Brooks Conrad: Conrad was signed to a minor league contract this off-season after spending seven seasons in the Houston Astros minor league chain. He was a solid prospect for the Astros for some time, but he never had a chance to play at the major-league level. In 2007, he hit 22 homers (his third straight season with more than 20 homers) for Triple-A Round Rock, but he slumped to a .218 average and a 725 OPS after posting a .267 average and an 868 OPS in 2006.
Conrad can play both at second and third and he has good power. He has always been a high strikeout guy. The switch-hitter turned 28 in January. He will be looking to show the A's coaching staff that his struggles in 2007 were an aberration. Conrad will be hoping to parlay his time in camp into a few chances at the major league level during the season.
Casey Rogowski: Rogowski signed a minor league deal with the A's this off-season after spending his entire nine-year minor league career in the Chicago White Sox chain. The left-handed hitting first baseman has spent the past two seasons in Triple-A, posting a 787 OPS in 2006 and a 740 OPS in 2007. Rogowski's best season in the minor leagues came in 2004 with High-A Winston-Salem, when he had a .401 OBP and he hit 18 homers and drove-in 90 runs.
Rogowski may have a tough time getting at-bats early this spring, especially if first baseman Wes Bankston (who was waived last week when the A's signed Keith Foulke) clears waivers and rejoins the A's as a non-roster player, as he will have to compete with Barton, Johnson, Sweeney and possibly Bankston for reps at first base.
Here For The Future
|Jeff Baisley struggled with a knee injury in 2007. b>|

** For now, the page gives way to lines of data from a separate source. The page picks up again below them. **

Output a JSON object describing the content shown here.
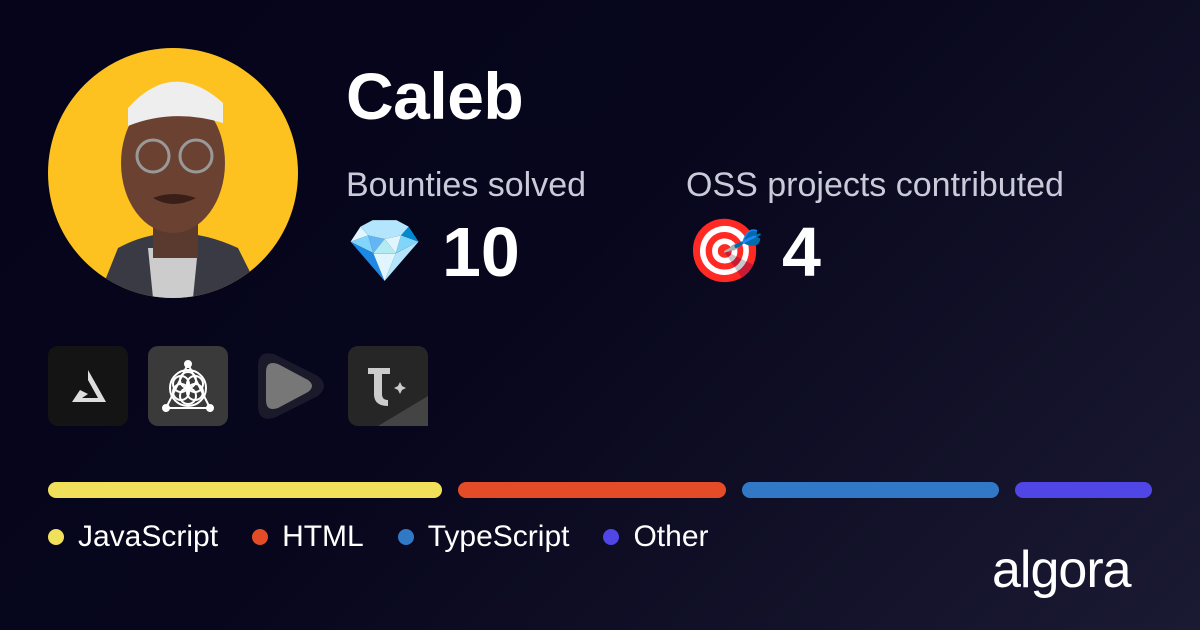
{
  "user": {
    "name": "Caleb"
  },
  "stats": [
    {
      "label": "Bounties solved",
      "icon": "gem-icon",
      "emoji": "💎",
      "value": "10"
    },
    {
      "label": "OSS projects contributed",
      "icon": "target-icon",
      "emoji": "🎯",
      "value": "4"
    }
  ],
  "orgs": [
    "triangle-logo",
    "flower-of-life-logo",
    "play-logo",
    "t-sparkle-logo"
  ],
  "languages": [
    {
      "name": "JavaScript",
      "color": "#f1e05a",
      "share": 37.3
    },
    {
      "name": "HTML",
      "color": "#e34c26",
      "share": 25.4
    },
    {
      "name": "TypeScript",
      "color": "#3178c6",
      "share": 24.3
    },
    {
      "name": "Other",
      "color": "#4f46e5",
      "share": 13.0
    }
  ],
  "brand": "algora"
}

Despite his late-season struggles, Baisley is still well thought of by the A's brass. The right-handed hitter has good power and the ability to hit for high average. He is also a strong defensive third baseman with soft hands, a good throwing arm and good footwork. Depending on who makes the A's Opening Day roster, Baisley will either start the season at Double-A or Triple-A. Even if he starts the year in Double-A, he is likely to spend time at Triple-A by season's end.